“We were lucky that ours was built behind the store fronts and not up on a second floor,” Snow said. “It makes it a little bit harder with fire codes to deal with second floor opera houses and the numbers of people that you want to have seated there. Why they did it, I’m not sure.”
Snow said at one time The Ariel seated approximately 1,000 people but due to increased safety measures and fire codes, the theatre seats 465 people.
Snow said the theatre was kept as true to its original state as possible. She found workers knowledgeable with plaster to keep the original walls, similar lights to the originals, restoring the woodwork, matching carpet and more. The plaster, Snow said, is one of the true beauties to the hall’s acoustics.

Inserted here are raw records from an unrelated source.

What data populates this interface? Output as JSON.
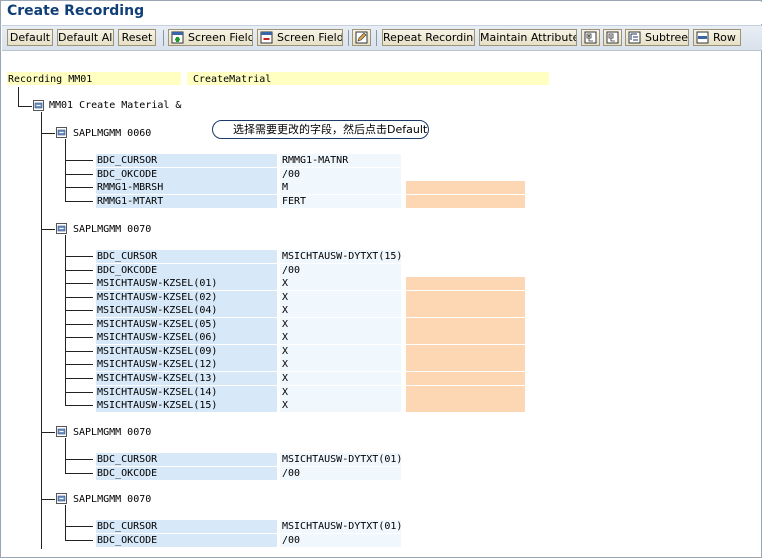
{
  "window": {
    "title": "Create Recording"
  },
  "toolbar": {
    "default_label": "Default",
    "default_all_label": "Default All",
    "reset_label": "Reset",
    "screen_field_insert_label": "Screen Field",
    "screen_field_delete_label": "Screen Field",
    "repeat_recording_label": "Repeat Recording",
    "maintain_attributes_label": "Maintain Attributes",
    "subtree_label": "Subtree",
    "row_label": "Row"
  },
  "recording": {
    "name": "Recording MM01",
    "description": "CreateMatrial"
  },
  "transaction": {
    "label": "MM01 Create Material &"
  },
  "tooltip": {
    "text": "选择需要更改的字段，然后点击Default"
  },
  "screens": [
    {
      "label": "SAPLMGMM 0060",
      "fields": [
        {
          "name": "BDC_CURSOR",
          "value": "RMMG1-MATNR"
        },
        {
          "name": "BDC_OKCODE",
          "value": "/00"
        },
        {
          "name": "RMMG1-MBRSH",
          "value": "M"
        },
        {
          "name": "RMMG1-MTART",
          "value": "FERT"
        }
      ]
    },
    {
      "label": "SAPLMGMM 0070",
      "fields": [
        {
          "name": "BDC_CURSOR",
          "value": "MSICHTAUSW-DYTXT(15)"
        },
        {
          "name": "BDC_OKCODE",
          "value": "/00"
        },
        {
          "name": "MSICHTAUSW-KZSEL(01)",
          "value": "X"
        },
        {
          "name": "MSICHTAUSW-KZSEL(02)",
          "value": "X"
        },
        {
          "name": "MSICHTAUSW-KZSEL(04)",
          "value": "X"
        },
        {
          "name": "MSICHTAUSW-KZSEL(05)",
          "value": "X"
        },
        {
          "name": "MSICHTAUSW-KZSEL(06)",
          "value": "X"
        },
        {
          "name": "MSICHTAUSW-KZSEL(09)",
          "value": "X"
        },
        {
          "name": "MSICHTAUSW-KZSEL(12)",
          "value": "X"
        },
        {
          "name": "MSICHTAUSW-KZSEL(13)",
          "value": "X"
        },
        {
          "name": "MSICHTAUSW-KZSEL(14)",
          "value": "X"
        },
        {
          "name": "MSICHTAUSW-KZSEL(15)",
          "value": "X"
        }
      ]
    },
    {
      "label": "SAPLMGMM 0070",
      "fields": [
        {
          "name": "BDC_CURSOR",
          "value": "MSICHTAUSW-DYTXT(01)"
        },
        {
          "name": "BDC_OKCODE",
          "value": "/00"
        }
      ]
    },
    {
      "label": "SAPLMGMM 0070",
      "fields": [
        {
          "name": "BDC_CURSOR",
          "value": "MSICHTAUSW-DYTXT(01)"
        },
        {
          "name": "BDC_OKCODE",
          "value": "/00"
        }
      ]
    }
  ]
}
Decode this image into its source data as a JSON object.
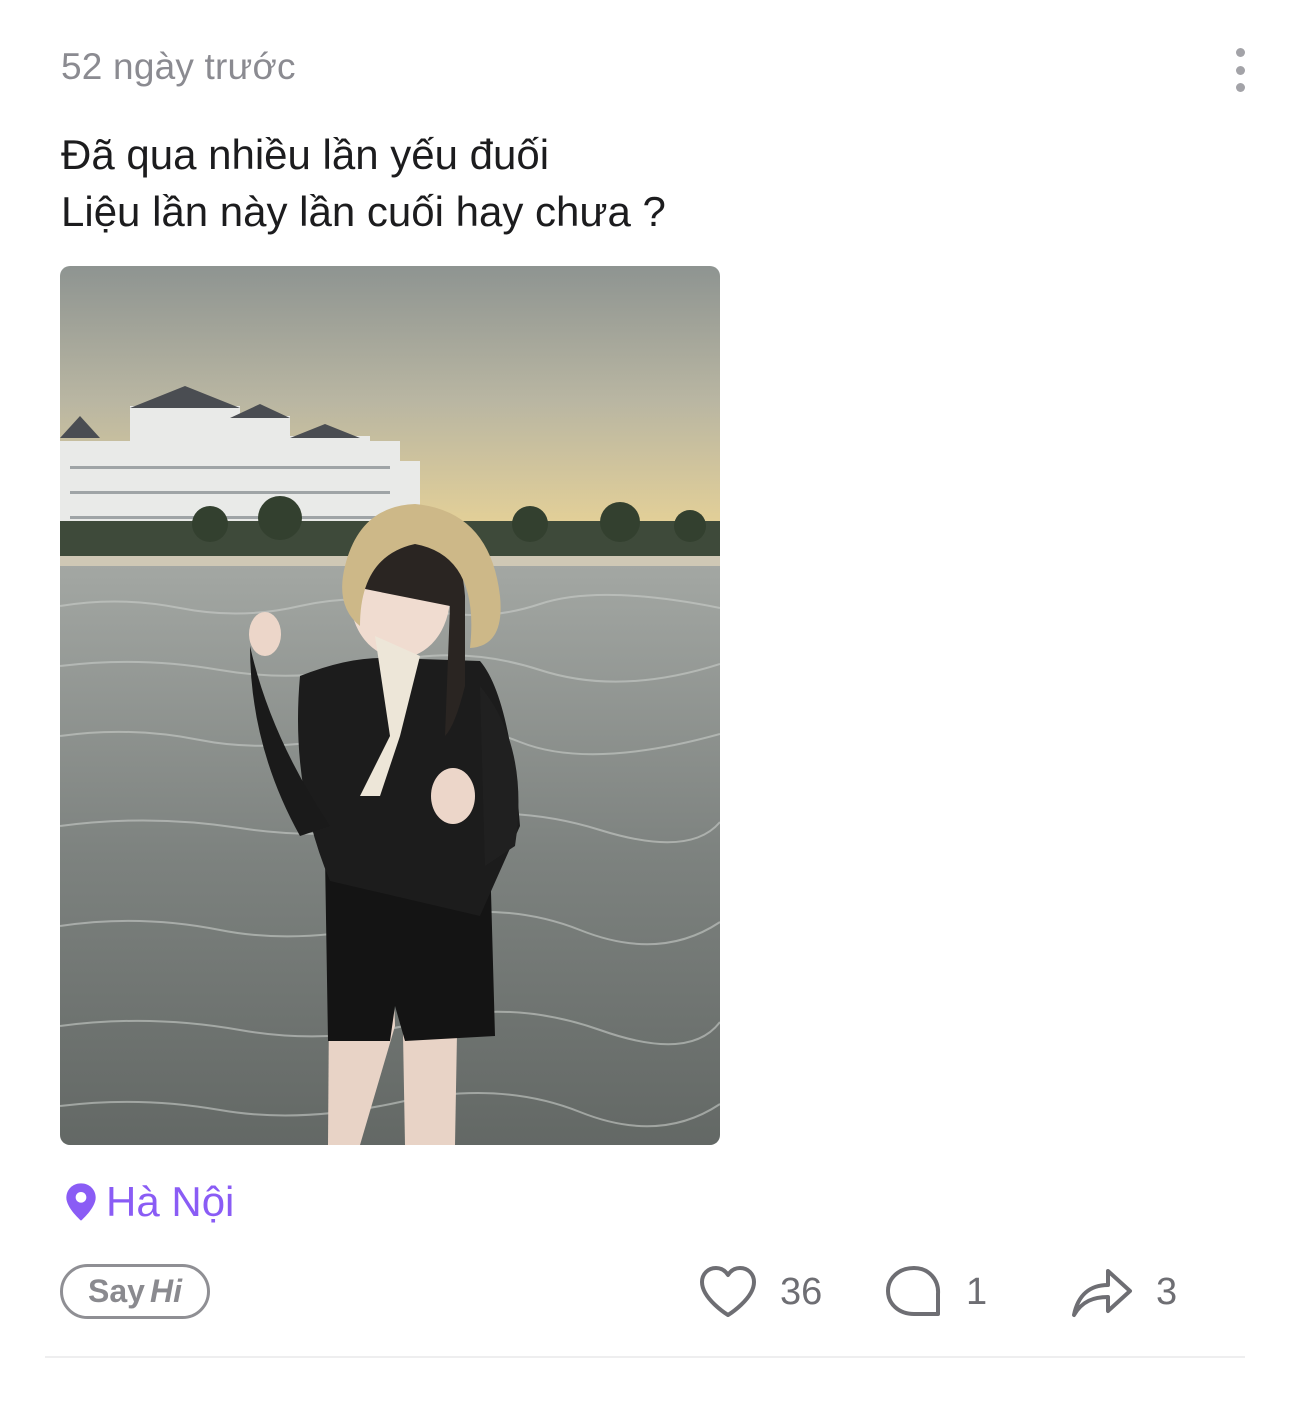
{
  "post": {
    "timestamp": "52 ngày trước",
    "caption_lines": [
      "Đã qua nhiều lần yếu đuối",
      "Liệu lần này lần cuối hay chưa ?"
    ],
    "photo": {
      "description_icon": "photo"
    },
    "location": {
      "icon": "map-pin-icon",
      "text": "Hà Nội"
    },
    "say_hi": {
      "say": "Say",
      "hi": "Hi"
    },
    "actions": {
      "likes": "36",
      "comments": "1",
      "shares": "3"
    }
  },
  "colors": {
    "accent": "#8a5cf5",
    "muted_text": "#8b8b91",
    "primary_text": "#1c1c1e",
    "icon_gray": "#6e6e73"
  }
}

“That’s one of the three components to a truly great acoustical hall, having very thick plaster covered walls,” Snow said. The others are being built in the 19th century and having parallel walls or shoebox shape.”
Prior to beginning the theatre project, Snow went out and interviewed hundreds of people in related fields to see what did and did not work, what made a theatre successful.
“The one prevailing theme that ran through almost all of their responses to me, the ones that were successful had some kind of a resident ensemble. Didn’t matter what,” Snow said. “Well, I thought, we’ll have a symphony.”
But that was just the beginning of Snow’s thoughts as she believes all arts went together.
“I’ve always had this holistic view of the arts,” Snow said. “How many times did you ever watch a dance program, and it didn’t have music?”
The theatre has started several dance programs that have since moved into their own buildings as they grew. Gospel shows, plays, participating in the national tuba Christmas and music lessons are a few things that have been and are currently offered or going on at The Ariel.
During the COVID-19 shutdown, the theatre adapted and moved to virtual lessons but is soon moving back to in-person lessons.
Snow said not only has The Ariel offered a place to enjoy music, but it has also offered a place to enjoy performing.
“Some people are just enjoying the fact that they got to study music for a little while and it gives them personal pleasure,” Snow said. “We make it available to them. We have the education programs in place teaching students. We go out into the schools… doing presentations. I look with pride at one of our very first violin babies that we started back in the early 90s in our street education program and she’s still out there playing.”
Snow encourages everyone to plan a visit to The Ariel sometime soon. She said there is something planned to fit everyone’s tastes. All show information is available on the theatre’s website. Snow said practices are open to the public to come in and check out.
“I knew that this was an important project and I knew it would happen and we’d have beautiful music and we’ve got this beautiful spot to make that music in and to share with the community,” Snow said. “That’s a real treat for me to get to share that and see people’s faces light up when they hear what we’ve got to offer, that’s a great gift.”
© 2021 Ohio Valley Publishing, all rights reserved.
Brittany Hively is a freelance writer and graduate of Marshall University, with a bachelor’s degree in public relations and journalism.